§ WHAT NEEDS TO BE DONE:
Keep only the lines of the listing that include the word "getMiddleOne", and copy them.
:: DATASET ::
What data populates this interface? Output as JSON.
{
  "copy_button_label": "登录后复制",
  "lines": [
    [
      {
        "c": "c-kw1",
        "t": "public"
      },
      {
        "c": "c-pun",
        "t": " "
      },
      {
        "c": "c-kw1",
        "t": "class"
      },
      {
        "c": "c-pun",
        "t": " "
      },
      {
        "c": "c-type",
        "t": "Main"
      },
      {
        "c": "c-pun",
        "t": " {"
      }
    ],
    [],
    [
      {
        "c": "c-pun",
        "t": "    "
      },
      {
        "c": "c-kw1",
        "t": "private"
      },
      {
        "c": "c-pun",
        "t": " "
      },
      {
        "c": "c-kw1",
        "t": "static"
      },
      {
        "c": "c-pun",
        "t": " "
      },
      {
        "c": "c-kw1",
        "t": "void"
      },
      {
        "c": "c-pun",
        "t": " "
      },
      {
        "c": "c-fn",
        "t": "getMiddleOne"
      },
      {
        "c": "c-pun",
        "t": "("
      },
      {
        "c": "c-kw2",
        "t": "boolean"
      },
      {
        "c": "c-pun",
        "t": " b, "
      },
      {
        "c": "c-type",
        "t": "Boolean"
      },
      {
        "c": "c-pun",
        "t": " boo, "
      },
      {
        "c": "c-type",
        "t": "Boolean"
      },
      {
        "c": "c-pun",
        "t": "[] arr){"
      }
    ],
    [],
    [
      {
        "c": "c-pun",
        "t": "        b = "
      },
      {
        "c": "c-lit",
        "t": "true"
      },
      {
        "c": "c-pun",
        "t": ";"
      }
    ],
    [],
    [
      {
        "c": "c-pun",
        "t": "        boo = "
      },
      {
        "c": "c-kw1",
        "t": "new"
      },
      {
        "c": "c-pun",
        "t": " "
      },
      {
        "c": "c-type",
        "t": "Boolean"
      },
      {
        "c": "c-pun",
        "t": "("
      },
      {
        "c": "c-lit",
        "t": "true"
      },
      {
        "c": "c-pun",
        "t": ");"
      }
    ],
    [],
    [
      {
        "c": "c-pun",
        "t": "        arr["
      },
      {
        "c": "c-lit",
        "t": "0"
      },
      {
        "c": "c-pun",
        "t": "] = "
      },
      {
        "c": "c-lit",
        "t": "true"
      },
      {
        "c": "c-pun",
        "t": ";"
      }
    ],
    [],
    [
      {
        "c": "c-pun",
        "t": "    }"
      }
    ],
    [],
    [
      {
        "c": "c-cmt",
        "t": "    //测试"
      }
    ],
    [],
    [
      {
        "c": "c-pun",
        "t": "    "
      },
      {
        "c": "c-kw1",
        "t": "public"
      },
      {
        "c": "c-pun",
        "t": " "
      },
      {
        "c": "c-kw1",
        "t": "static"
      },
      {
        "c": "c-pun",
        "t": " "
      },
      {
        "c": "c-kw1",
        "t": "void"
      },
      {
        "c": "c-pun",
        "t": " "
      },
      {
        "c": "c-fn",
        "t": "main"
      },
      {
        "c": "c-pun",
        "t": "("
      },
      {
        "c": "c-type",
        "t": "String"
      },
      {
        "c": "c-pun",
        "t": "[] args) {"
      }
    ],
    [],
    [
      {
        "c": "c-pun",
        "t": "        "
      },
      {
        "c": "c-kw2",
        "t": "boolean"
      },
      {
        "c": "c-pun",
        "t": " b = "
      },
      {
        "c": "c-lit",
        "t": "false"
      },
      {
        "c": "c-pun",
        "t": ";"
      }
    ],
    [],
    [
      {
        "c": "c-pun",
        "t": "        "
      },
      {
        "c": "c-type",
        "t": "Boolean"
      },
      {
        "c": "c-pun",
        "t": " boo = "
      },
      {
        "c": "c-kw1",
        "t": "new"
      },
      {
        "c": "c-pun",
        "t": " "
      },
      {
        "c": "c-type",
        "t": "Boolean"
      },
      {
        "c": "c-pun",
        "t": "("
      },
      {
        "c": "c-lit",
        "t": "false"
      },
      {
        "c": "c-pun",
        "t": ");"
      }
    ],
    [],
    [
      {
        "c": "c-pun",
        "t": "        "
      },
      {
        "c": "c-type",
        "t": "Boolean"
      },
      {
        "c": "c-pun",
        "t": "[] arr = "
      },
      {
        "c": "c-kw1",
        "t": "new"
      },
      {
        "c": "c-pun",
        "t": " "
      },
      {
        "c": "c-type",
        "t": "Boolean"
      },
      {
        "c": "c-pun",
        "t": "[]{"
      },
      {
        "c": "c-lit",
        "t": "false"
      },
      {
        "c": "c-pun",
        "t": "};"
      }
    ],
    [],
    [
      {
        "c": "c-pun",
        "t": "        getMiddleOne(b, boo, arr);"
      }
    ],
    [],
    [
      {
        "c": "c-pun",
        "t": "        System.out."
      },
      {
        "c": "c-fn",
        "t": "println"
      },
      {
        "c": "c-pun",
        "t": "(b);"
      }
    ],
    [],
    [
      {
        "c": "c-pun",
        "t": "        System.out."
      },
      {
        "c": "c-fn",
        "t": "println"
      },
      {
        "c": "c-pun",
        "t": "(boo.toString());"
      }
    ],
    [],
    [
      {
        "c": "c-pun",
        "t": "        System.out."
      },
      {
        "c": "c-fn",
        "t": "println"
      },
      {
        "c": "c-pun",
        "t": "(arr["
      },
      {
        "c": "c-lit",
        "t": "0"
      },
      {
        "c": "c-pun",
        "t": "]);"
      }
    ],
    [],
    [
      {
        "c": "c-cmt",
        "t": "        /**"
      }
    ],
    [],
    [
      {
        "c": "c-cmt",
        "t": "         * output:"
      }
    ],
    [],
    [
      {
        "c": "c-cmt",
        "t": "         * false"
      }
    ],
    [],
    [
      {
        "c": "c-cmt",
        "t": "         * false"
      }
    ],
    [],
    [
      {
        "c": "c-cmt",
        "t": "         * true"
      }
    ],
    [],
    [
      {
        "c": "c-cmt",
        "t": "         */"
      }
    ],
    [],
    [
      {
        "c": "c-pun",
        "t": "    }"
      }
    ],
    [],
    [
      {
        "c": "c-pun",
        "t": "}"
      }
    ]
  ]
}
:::
§ RESPONSE BOX:
        "t": "getMiddleOne"
        "t": "        getMiddleOne(b, boo, arr);"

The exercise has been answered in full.